I would recommend taking these three courses as a set since they built on one another and offered time to become more familiar with manuscripts and apply what we had learned in practice. Without gushing too much about the lecturers (or the manuscripts), it is enough to say that both James and Peter were enthusiastic in sharing their work, encouraging in their approach, and informative in their discussions. The courses saw and surpassed my expectations and easily persuaded me to continue pursing all things codicological. If only manuscripts could be borrowed, I should be quite happy.”
Patricia Lovett, professional calligrapher, illuminator and author of a number of books on calligraphy and illumination, also offered students a chance to create their own quills on the Quills and Calligraphy course. Patricia, who was awarded an MBE in 2013 for services to heritage craft and calligraphy, enabled students to develop practical skills and techniques of letter formation, focusing primarily on Gothic Textura (Black Letter) script.
Anna Milon (@thel_thalion), student at the University of York, thoroughly enjoyed her time with Patricia and kindly offered her thoughts ‘One Squiggle at a Time’.
“There is a certain art in getting ink all over yourself but keeping the paper scrupulously clean. I consider the Tuesday Quills and Calligraphy class to have perfected said art. Under the watchful eye of Patricia Lovett, calligrapher extraordinaire, we wrangled with Gothic Textura script. After about ten minutes of scratching at the paper with a steel nib, I conceded that the pen is indeed mightier than the sword: my hand was cramping harder than after an hour of medieval sword fighting. But I got there in the end! And have in my possession a small square of parchment with my name I wrote myself.
The challenge was what made it fun. From turning feathers into quills to holding the pen nib at a strict 45-degree angle, what we learned from Patricia wasn’t easy. But it was worth the effort. Patricia was with us every step of the way, helping, advising and engendering a profound respect for scribes of the past who made writing into an art form. Walking out of that class, I felt I took with me not just a piece of parchment, but a desire to make calligraphy a constant hobby and get ink not just on myself but all over my unfortunately cream-coloured upholstery.”
The IES would like to thank all our students and tutors for another fantastic LIPPS. We are looking forward to seeing new and familiar faces next year!
The London International Palaeography Summer School is a series of intensive courses in Palaeography and Manuscript Studies. Courses range from a half to two days duration and are given by experts in their respective fields from a wide range of institutions.

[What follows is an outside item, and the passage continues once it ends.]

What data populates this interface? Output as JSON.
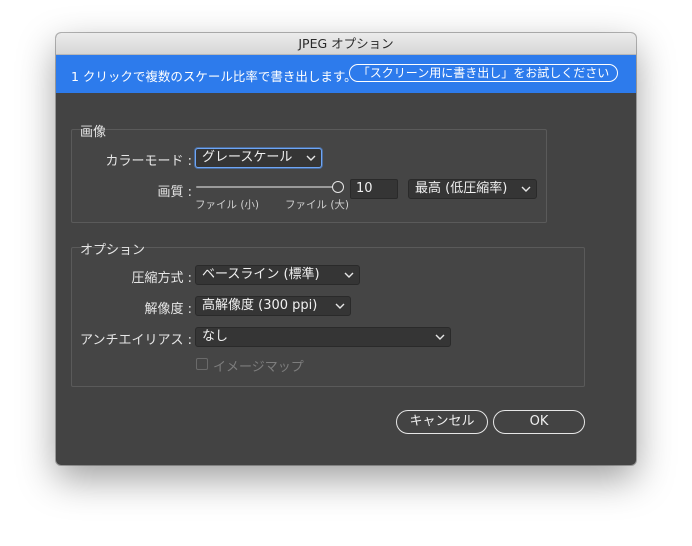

Subject areas include Latin, Middle English, Early Modern English, German, Greek, Medieval Spanish and Merovingian palaeography, calligraphy, illuminated manuscripts, codicology, manuscript editing and liturgical and devotional manuscripts.
The Summer School is hosted by the Institute of English Studies with the co-operation of the Institute of Historical Research, Senate House Library, the Warburg Institute, University College, King’s College London, Royal Holloway and the Victoria and Albert Museum.
For further information, including course descriptions, please click here.